I started with cutting in, which is the process of painting the top and bottom edges with a brush, as well as around all of the trim on doors. When I cut in, I don’t tape off or use special edgers. Those things just end up smudging anyway. I use a good brush with a chiseled edge and keep a damp rag on hand to immediately wipe away and boo-boos. For beginners, it’s best to use a brand new brush.
The trick to getting a nice edge along trim is to load enough paint on your brush and then each time you dip your brush, you start the brush 1/2 inch to an inch away from the trim and then paint for an inch or two as you gradually move the brush closer to the trim. Keep going in long strokes not lifting the brush until it begins to run out of paint. Then dip again, back-track a few inches and start the brush away from the trim again.
Once that edge is established, you can go back and even out the streaks. If you use a darker color, it’s likely you’ll need a second coat, but you rarely need to get that close to the trim with the second coat. Speaking of dark colors, please raise your right hand and repeat after me, “I promise that I will not panic when I see the color I chose next to the white of my plain walls.” Too many painters panic when they see this contrast as they are cutting in:
They retreat back to pastel land when they second guess their choice. Remember, you must see the entire wall painted before you get a really good idea of how the color will look. Those little test packets of paint can sometimes increase the panic level because people test them on light walls.
For my project, I decided to use a smaller roller than I normally use since I knew there would be so much painting around doors and cramped spaces. It takes more dipping, but I didn’t have to manage a clumsy roller.
By the time I finished the two walls, I was nearly out of paint, so I had to make the decision- buy more paint, or stop with two walls. I decided that for right now, I’m happy with the two walls. I love how the color warmed up my space, yet while keeping two of the yellowish off-white walls, I kept some light in the space for cloudy days. I love it!
I like how it makes the piano look classy. I added one of my window designs above instead of the former artwork (which was also paintings I had done).
The basket hides the papers that need to be filed.
I love how it brings out the colors in the rug too. I picked this rug up at a great price at a yard sale. The butter colored drapes were a $5 Goodwill find on a 1/2 price ticket day and I wanted to keep them since they blend with the wall so well.
This week, I’ll be showing two other projects related to my office spruce-up, so watch for those on WWYD Wednesday and Thrifty Thursday.

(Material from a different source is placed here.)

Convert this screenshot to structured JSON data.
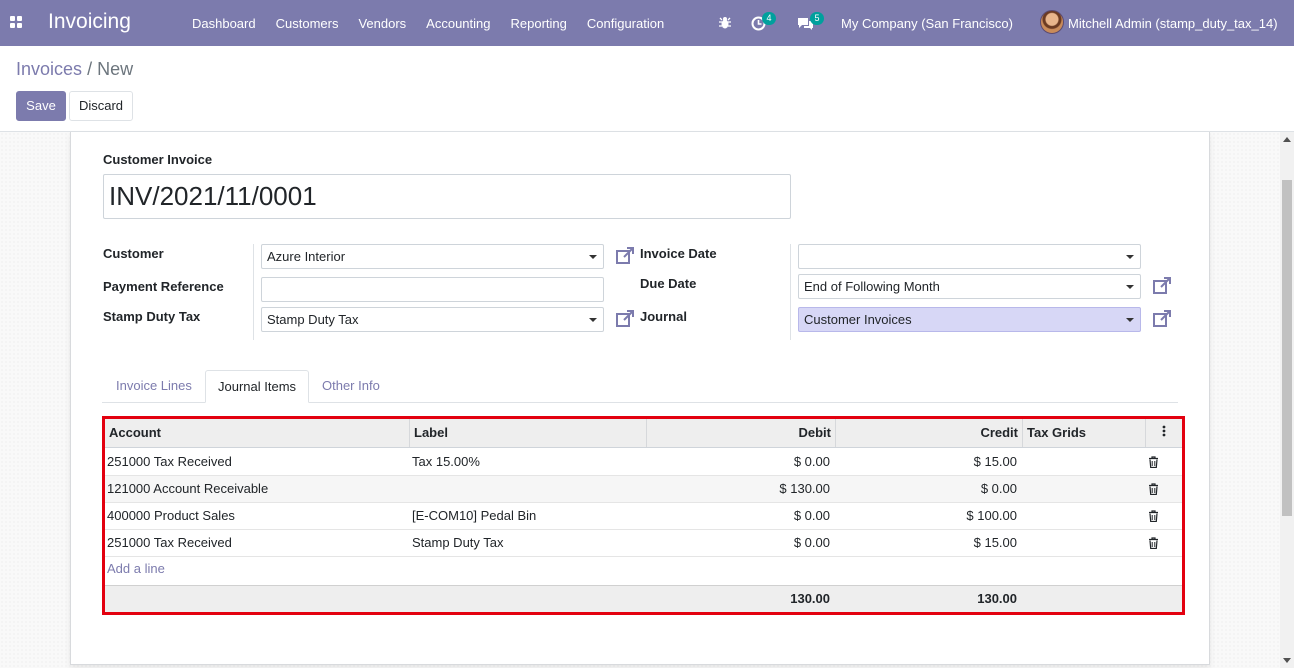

So, what do you want to paint? What’s keeping you from taking the plunge and just doing it? Color choices? Fear over the technique? Time? I know you can do it!